═══ AVAILABLE DATA

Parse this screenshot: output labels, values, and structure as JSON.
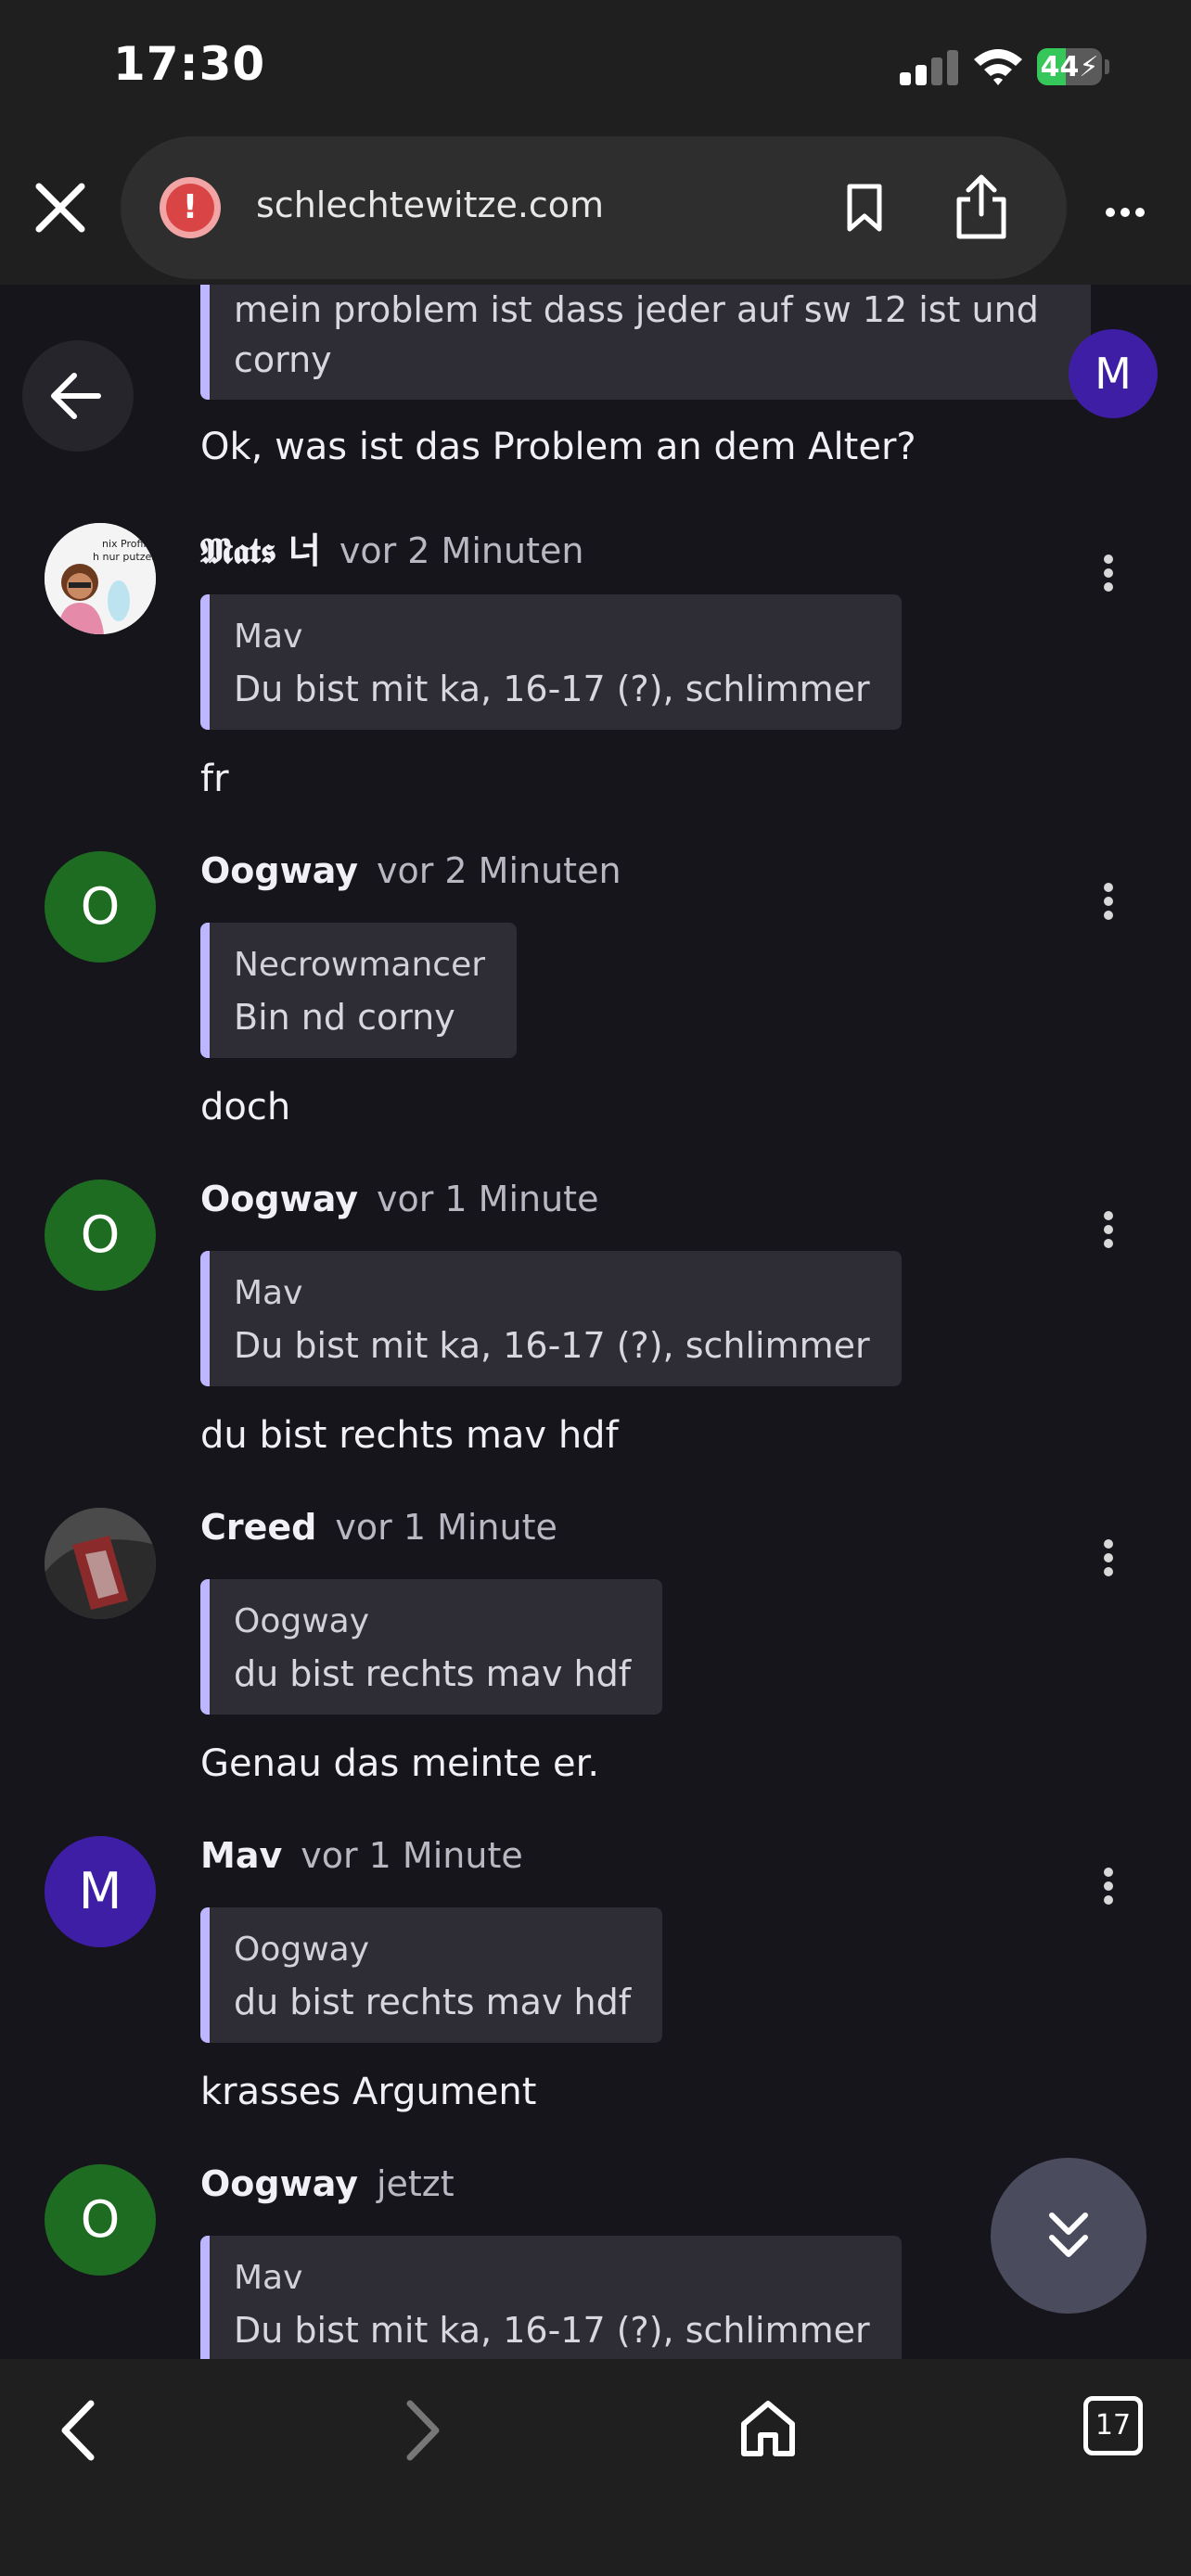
{
  "status_bar": {
    "time": "17:30",
    "battery": "44",
    "battery_level": 0.44
  },
  "browser": {
    "url": "schlechtewitze.com"
  },
  "top_partial": {
    "quote_text": "mein problem ist dass jeder auf sw 12 ist und corny",
    "text": "Ok, was ist das Problem an dem Alter?",
    "floating_avatar_letter": "M"
  },
  "messages": [
    {
      "author": "𝕸𝖆𝖙𝖘 너",
      "time": "vor 2 Minuten",
      "avatar": "image",
      "quote_author": "Mav",
      "quote_text": "Du bist mit ka, 16-17 (?), schlimmer",
      "text": "fr"
    },
    {
      "author": "Oogway",
      "time": "vor 2 Minuten",
      "avatar": "O",
      "quote_author": "Necrowmancer",
      "quote_text": "Bin nd corny",
      "text": "doch"
    },
    {
      "author": "Oogway",
      "time": "vor 1 Minute",
      "avatar": "O",
      "quote_author": "Mav",
      "quote_text": "Du bist mit ka, 16-17 (?), schlimmer",
      "text": "du bist rechts mav hdf"
    },
    {
      "author": "Creed",
      "time": "vor 1 Minute",
      "avatar": "image",
      "quote_author": "Oogway",
      "quote_text": "du bist rechts mav hdf",
      "text": "Genau das meinte er."
    },
    {
      "author": "Mav",
      "time": "vor 1 Minute",
      "avatar": "M",
      "quote_author": "Oogway",
      "quote_text": "du bist rechts mav hdf",
      "text": "krasses Argument"
    },
    {
      "author": "Oogway",
      "time": "jetzt",
      "avatar": "O",
      "quote_author": "Mav",
      "quote_text": "Du bist mit ka, 16-17 (?), schlimmer",
      "text": ""
    }
  ],
  "avatar_image_text": [
    "nix Profilbild",
    "h nur putzen hier"
  ],
  "toolbar": {
    "tab_count": "17"
  },
  "colors": {
    "quote_bar": "#bcb7ff",
    "avatar_green": "#1e6b22",
    "avatar_indigo": "#3f1ea6",
    "background": "#16151b"
  },
  "icons": [
    "close-icon",
    "warning-icon",
    "bookmark-icon",
    "share-icon",
    "more-icon",
    "back-arrow-icon",
    "kebab-menu-icon",
    "double-chevron-down-icon",
    "chevron-left-icon",
    "chevron-right-icon",
    "home-icon",
    "tabs-icon"
  ]
}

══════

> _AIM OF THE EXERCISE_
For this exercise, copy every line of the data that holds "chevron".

> _ANSWER_
    "double-chevron-down-icon",
    "chevron-left-icon",
    "chevron-right-icon",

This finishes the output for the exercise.